Jobless Claims (8:30 a.m. ET) – New unemployment claims are compiled weekly to report the number of individuals filing for unemployment insurance for the first time. An increasing trend suggests a deteriorating labor market. The four-week moving average of new claims smooths out weekly volatility.
Industrial Production (9:15 a.m. ET) – The Federal Reserve’s monthly index of industrial production – and the related capacity indexes and capacity utilization rates – covers manufacturing, mining, and electric and gas utilities.

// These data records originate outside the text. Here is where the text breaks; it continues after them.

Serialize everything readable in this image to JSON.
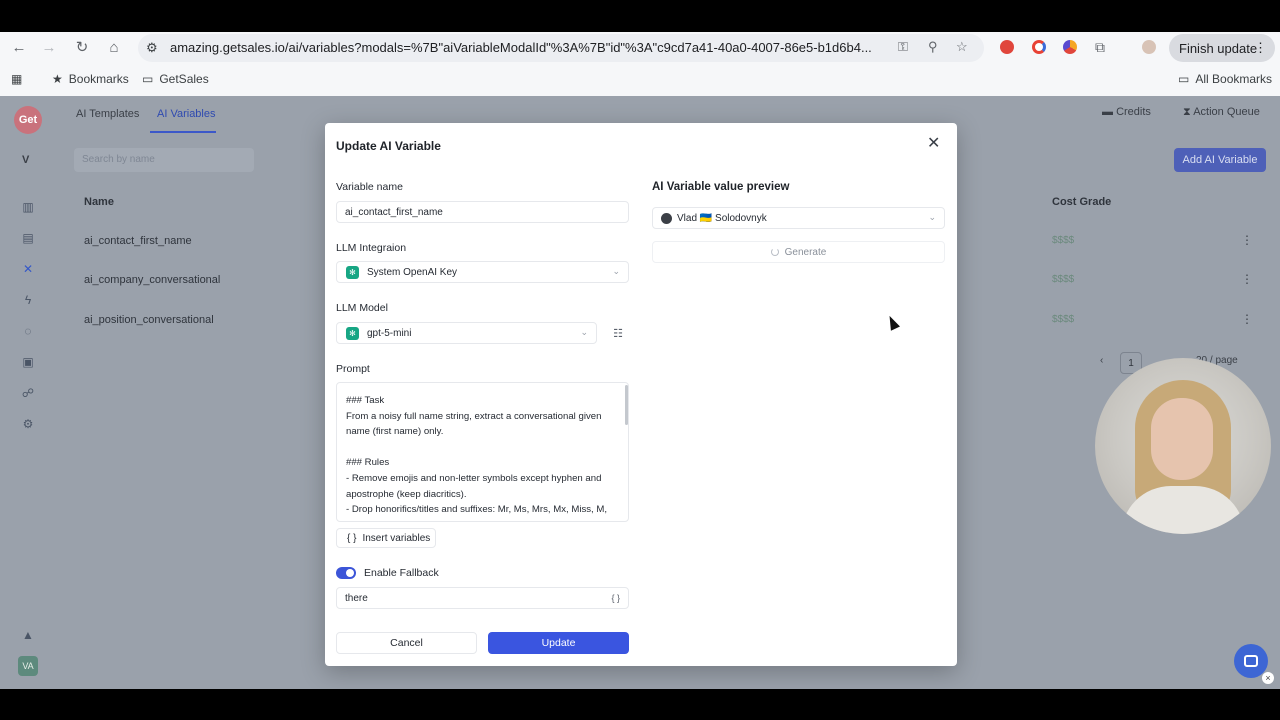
{
  "browser": {
    "url": "amazing.getsales.io/ai/variables?modals=%7B\"aiVariableModalId\"%3A%7B\"id\"%3A\"c9cd7a41-40a0-4007-86e5-b1d6b4...",
    "finish_update": "Finish update",
    "bookmarks": [
      "Bookmarks",
      "GetSales"
    ],
    "all_bookmarks": "All Bookmarks"
  },
  "app": {
    "logo": "Get",
    "workspace_initial": "V",
    "user_initials": "VA",
    "tabs": [
      "AI Templates",
      "AI Variables"
    ],
    "active_tab": "AI Variables",
    "credits": "Credits",
    "action_queue": "Action Queue",
    "search_placeholder": "Search by name",
    "add_button": "Add AI Variable",
    "columns": {
      "name": "Name",
      "cost_grade": "Cost Grade"
    },
    "rows": [
      {
        "name": "ai_contact_first_name",
        "cost": "$$$$"
      },
      {
        "name": "ai_company_conversational",
        "cost": "$$$$"
      },
      {
        "name": "ai_position_conversational",
        "cost": "$$$$"
      }
    ],
    "page_number": "1",
    "per_page": "20 / page"
  },
  "modal": {
    "title": "Update AI Variable",
    "variable_name_label": "Variable name",
    "variable_name_value": "ai_contact_first_name",
    "llm_integration_label": "LLM Integraion",
    "llm_integration_value": "System OpenAI Key",
    "llm_model_label": "LLM Model",
    "llm_model_value": "gpt-5-mini",
    "prompt_label": "Prompt",
    "prompt_text": "### Task\nFrom a noisy full name string, extract a conversational given name (first name) only.\n\n### Rules\n- Remove emojis and non-letter symbols except hyphen and apostrophe (keep diacritics).\n- Drop honorifics/titles and suffixes: Mr, Ms, Mrs, Mx, Miss, M, Mme, Dr, Prof, Sir, Dame, Lord, Lady, Eng, Lic, Ing, Esq",
    "insert_variables": "Insert variables",
    "enable_fallback_label": "Enable Fallback",
    "fallback_value": "there",
    "cancel": "Cancel",
    "update": "Update",
    "preview_title": "AI Variable value preview",
    "preview_contact": "Vlad 🇺🇦 Solodovnyk",
    "generate": "Generate"
  }
}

Housing Market Index (10:00 a.m. ET) – The National Association of Home Builders produces a housing market index based on a survey where respondents from the organization are asked to rate the general economy and housing market conditions. The index is a weighted average of separate diffusion indexes, including present sales of new homes, sales of new homes expected in the next six months and traffic of prospective buyers in new homes.
Friday, November 17
Housing Starts (8:30 a.m. ET) – A housing start is registered when the construction of a new residential building begins. The start of construction is defined as the beginning of excavation of the foundation for the building.
The lack of activity last week is made up for by a heavy volume of reports with lots of consequential economic data this week. We’ll be keeping an eye on inflation, retail sales and production numbers.
If economic data and mortgage rates aren’t enough to keep you awake, we get it. We have plenty of home, money and lifestyle content to share with you if you subscribe to the Zing Blog below. We’re just a couple of weeks away from Black Friday sales. If you plan on hitting the stores or the net, we’ve got some shopping strategies for you to study up on. Have a great week!
If so, subscribe now for tips on home, money, and life delivered straight to your inbox.